The Girl and the Man took the Yellow train to the Main Station, where they would part ways (the Man staying on the Yellow train and the the Girl transferring to the Red.) As they approached the station, the Man offered to ride the Red train north and walk the Girl home. Suddenly, the Girl felt ED’s curse–her chest started to close up, and she couldn’t breathe. She felt dizzy and scared, and she began to cry. She ran off of the train as soon as the doors opened in the Main Station, and the Man followed. She started to hyperventilate, crying hysterically, begging him to leave her alone and go home.
The Man was bewildered. What had happened to the happy-go-lucky Girl he had been riding the train with just a few moments ago? He was concerned; this was not how a Girl “should-be!” He was not Smiling now.

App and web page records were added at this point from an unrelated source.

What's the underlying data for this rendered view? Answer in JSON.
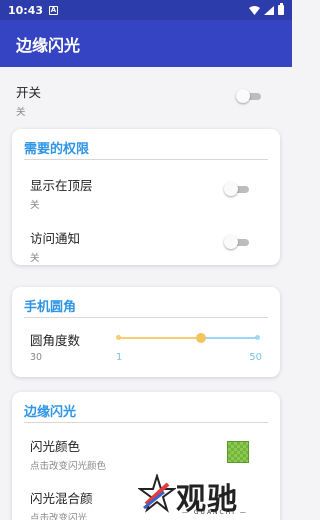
{
  "status_bar": {
    "time": "10:43",
    "notification_letter": "A"
  },
  "app_bar": {
    "title": "边缘闪光"
  },
  "master_switch": {
    "label": "开关",
    "state": "关",
    "on": false
  },
  "permissions_card": {
    "title": "需要的权限",
    "items": [
      {
        "label": "显示在顶层",
        "state": "关",
        "on": false
      },
      {
        "label": "访问通知",
        "state": "关",
        "on": false
      }
    ]
  },
  "corner_card": {
    "title": "手机圆角",
    "label": "圆角度数",
    "value": "30",
    "min_label": "1",
    "max_label": "50",
    "slider_value": 30,
    "slider_min": 1,
    "slider_max": 50,
    "colors": {
      "fill": "#f5cd73",
      "track": "#9dd6f7"
    }
  },
  "flash_card": {
    "title": "边缘闪光",
    "color_item": {
      "label": "闪光颜色",
      "sub": "点击改变闪光颜色",
      "color": "#8fc750"
    },
    "blend_item": {
      "label": "闪光混合颜",
      "sub": "点击改变闪光"
    }
  },
  "watermark": {
    "text": "观驰",
    "sub": "— GUANCHI —"
  },
  "colors": {
    "status_bar": "#2c3cab",
    "app_bar": "#3444c2",
    "accent": "#2f95e6"
  }
}
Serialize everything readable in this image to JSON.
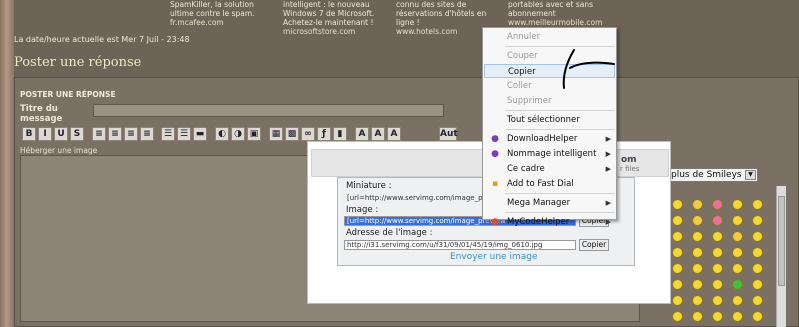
{
  "ads": [
    {
      "text": "SpamKiller, la solution ultime contre le spam.",
      "url": "fr.mcafee.com"
    },
    {
      "text": "intelligent : le nouveau Windows 7 de Microsoft. Achetez-le maintenant !",
      "url": "microsoftstore.com"
    },
    {
      "text": "connu des sites de réservations d'hôtels en ligne !",
      "url": "www.hotels.com"
    },
    {
      "text": "portables avec et sans abonnement",
      "url": "www.meilleurmobile.com"
    }
  ],
  "date_line": "La date/heure actuelle est Mer 7 Juil - 23:48",
  "page_title": "Poster une réponse",
  "form": {
    "heading": "POSTER UNE RÉPONSE",
    "title_label": "Titre du message",
    "host_label": "Héberger une image",
    "toolbar": [
      "B",
      "I",
      "U",
      "S",
      "≡",
      "≡",
      "≡",
      "≡",
      "☰",
      "☰",
      "▬",
      "◐",
      "◑",
      "▣",
      "▦",
      "▩",
      "∞",
      "ƒ",
      "▮",
      "A",
      "A",
      "A",
      "Aut"
    ]
  },
  "smileys": {
    "select_label": "plus de Smileys",
    "colors": [
      "#f6d63a",
      "#f3c84a",
      "#e96f9c",
      "#f6d63a",
      "#f6d63a",
      "#f6d63a",
      "#f3c84a",
      "#e96f9c",
      "#f6d63a",
      "#f6d63a",
      "#f6d63a",
      "#f6d63a",
      "#f6d63a",
      "#f3c84a",
      "#f6d63a",
      "#f6d63a",
      "#f6d63a",
      "#f6d63a",
      "#f6d63a",
      "#f6d63a",
      "#f6d63a",
      "#f6d63a",
      "#f6d63a",
      "#f6d63a",
      "#f6d63a",
      "#f6d63a",
      "#f6d63a",
      "#f6d63a",
      "#3fbf3f",
      "#f6d63a",
      "#f6d63a",
      "#f6d63a",
      "#f6d63a",
      "#f6d63a",
      "#f6d63a",
      "#f6d63a",
      "#f6d63a",
      "#f6d63a",
      "#f6d63a",
      "#f6d63a"
    ]
  },
  "servimg": {
    "brand": "om",
    "brand_sub": "r files",
    "miniature_label": "Miniature :",
    "miniature_value": "[url=http://www.servimg.com/image_previ",
    "image_label": "Image :",
    "image_value": "[url=http://www.servimg.com/image_preview",
    "address_label": "Adresse de l'image :",
    "address_value": "http://i31.servimg.com/u/f31/09/01/45/19/img_0610.jpg",
    "copy_label": "Copier",
    "send_label": "Envoyer une image"
  },
  "context_menu": [
    {
      "label": "Annuler",
      "enabled": false
    },
    {
      "sep": true
    },
    {
      "label": "Couper",
      "enabled": false
    },
    {
      "label": "Copier",
      "enabled": true,
      "highlighted": true
    },
    {
      "label": "Coller",
      "enabled": false
    },
    {
      "label": "Supprimer",
      "enabled": false
    },
    {
      "sep": true
    },
    {
      "label": "Tout sélectionner",
      "enabled": true
    },
    {
      "sep": true
    },
    {
      "label": "DownloadHelper",
      "enabled": true,
      "submenu": true,
      "icon": "downloadhelper-icon"
    },
    {
      "label": "Nommage intelligent",
      "enabled": true,
      "submenu": true,
      "icon": "downloadhelper-icon"
    },
    {
      "label": "Ce cadre",
      "enabled": true,
      "submenu": true
    },
    {
      "label": "Add to Fast Dial",
      "enabled": true,
      "icon": "fastdial-icon"
    },
    {
      "sep": true
    },
    {
      "label": "Mega Manager",
      "enabled": true,
      "submenu": true
    },
    {
      "sep": true
    },
    {
      "label": "MyCodeHelper",
      "enabled": true,
      "submenu": true,
      "icon": "mycodehelper-icon"
    }
  ],
  "colors": {
    "bg": "#6d6357",
    "title": "#f2e7bf",
    "link": "#3b8fc9",
    "selection": "#3a6fd8"
  }
}
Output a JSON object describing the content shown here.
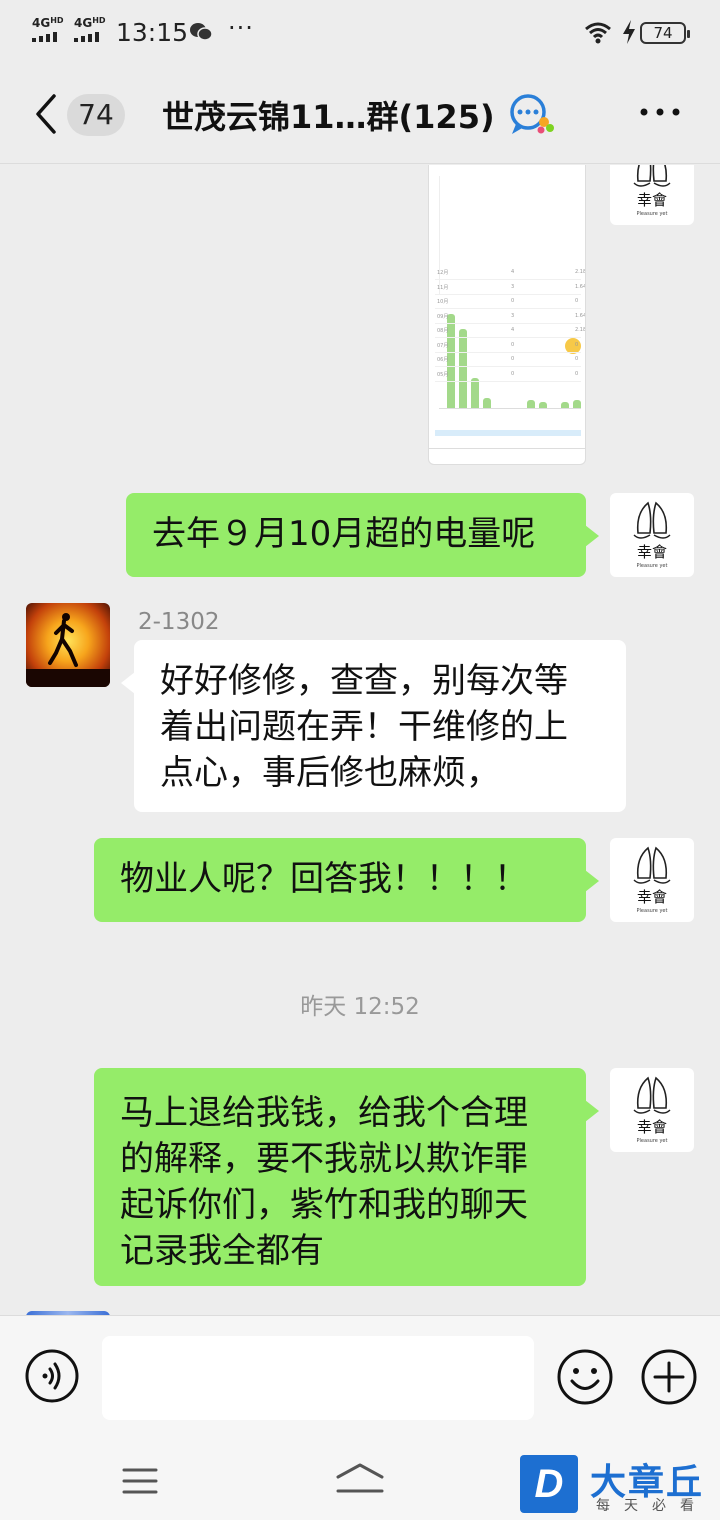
{
  "status_bar": {
    "signal_1": "4G",
    "signal_1_sup": "HD",
    "signal_2": "4G",
    "signal_2_sup": "HD",
    "time": "13:15",
    "dots": "···",
    "battery": "74"
  },
  "header": {
    "unread_count": "74",
    "title": "世茂云锦11…群(125)"
  },
  "messages": [
    {
      "type": "image",
      "sender": "self",
      "image_rows": [
        {
          "c1": "12月",
          "c2": "4",
          "c3": "2.18"
        },
        {
          "c1": "11月",
          "c2": "3",
          "c3": "1.64"
        },
        {
          "c1": "10月",
          "c2": "0",
          "c3": "0"
        },
        {
          "c1": "09月",
          "c2": "3",
          "c3": "1.64"
        },
        {
          "c1": "08月",
          "c2": "4",
          "c3": "2.18"
        },
        {
          "c1": "07月",
          "c2": "0",
          "c3": "0"
        },
        {
          "c1": "06月",
          "c2": "0",
          "c3": "0"
        },
        {
          "c1": "05月",
          "c2": "0",
          "c3": "0"
        }
      ]
    },
    {
      "type": "text",
      "sender": "self",
      "text": "去年９月10月超的电量呢"
    },
    {
      "type": "text",
      "sender": "other",
      "name": "2-1302",
      "text": "好好修修，查查，别每次等着出问题在弄！干维修的上点心，事后修也麻烦，"
    },
    {
      "type": "text",
      "sender": "self",
      "text": "物业人呢？回答我！！！！"
    },
    {
      "type": "timestamp",
      "text": "昨天 12:52"
    },
    {
      "type": "text",
      "sender": "self",
      "text": "马上退给我钱，给我个合理的解释，要不我就以欺诈罪起诉你们，紫竹和我的聊天记录我全都有"
    }
  ],
  "self_avatar": {
    "caption": "幸會",
    "sub": "Pleasure yet"
  },
  "input": {
    "placeholder": ""
  },
  "watermark": {
    "badge": "D",
    "title": "大章丘",
    "subtitle": "每天必看"
  },
  "colors": {
    "bubble_self": "#95ec69",
    "bubble_other": "#ffffff",
    "background": "#ededed",
    "watermark": "#1d6fd1"
  },
  "icons": [
    "back-icon",
    "group-chat-icon",
    "more-icon",
    "voice-icon",
    "emoji-icon",
    "plus-icon",
    "menu-icon",
    "home-icon",
    "wifi-icon",
    "battery-icon"
  ]
}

The Girl pushed him away and sprinted for the Red train, getting on board so quickly that the Man had no choice but to become another Missed Connection.
When the Girl got back to her street, ED made her buy a big, dense, fudgy brownie from the Open-Late Grocery Store. It forced her to eat all 500+ calories as quickly as she could and would not let her enjoy a single bite. The Girl ran to her apartment and tried to throw it up, but ED just laughed and laughed at her while she cried on the bathroom floor.
That was the last time that the Girl saw the Man with the Very Nice Smile.
I wish there were a way to give this Ever After a Happily, but as far as this particular story goes, there is simply no way. The Girl in this story is still alone, although she lives in a much smaller City now, because she believed ED would keep her captive forEver After.
There is a sort-of happy ending, however, because the Girl is finally realizing that the voice in her head does not truly understand how the world “should-be.” She is also learning that life is not like a fairy tale. And unlike in most fairy tales, with mean witches or evil stepmothers, ED cannot be defeated by the sheer power of another’s love. ED can only be defeated by someone who can first love him or herself. Even then, self-love is difficult to maintain–the Girl has to actively remind herself to think positive thoughts each and every day. And though the Girl no longer lives imprisoned and alone in the Big City, she still wakes up in the morning and has to fight with the evil ED that stares at her from the other side of her mirror. And this is a battle that the Girl will fight, maybe not forEver, but After.*
*This is not The End, however. The Girl hopes that all of the other Girls (and Boys) in the world will keep fighting off the evil EDs that lurk behind mirrors and at the bottom of the ice cream dish and on our television screens. Don’t let Connections get Missed because you are too busy should-be-ing instead of just be-ing happy. Life’s too short, and you are beautiful exactly as you are.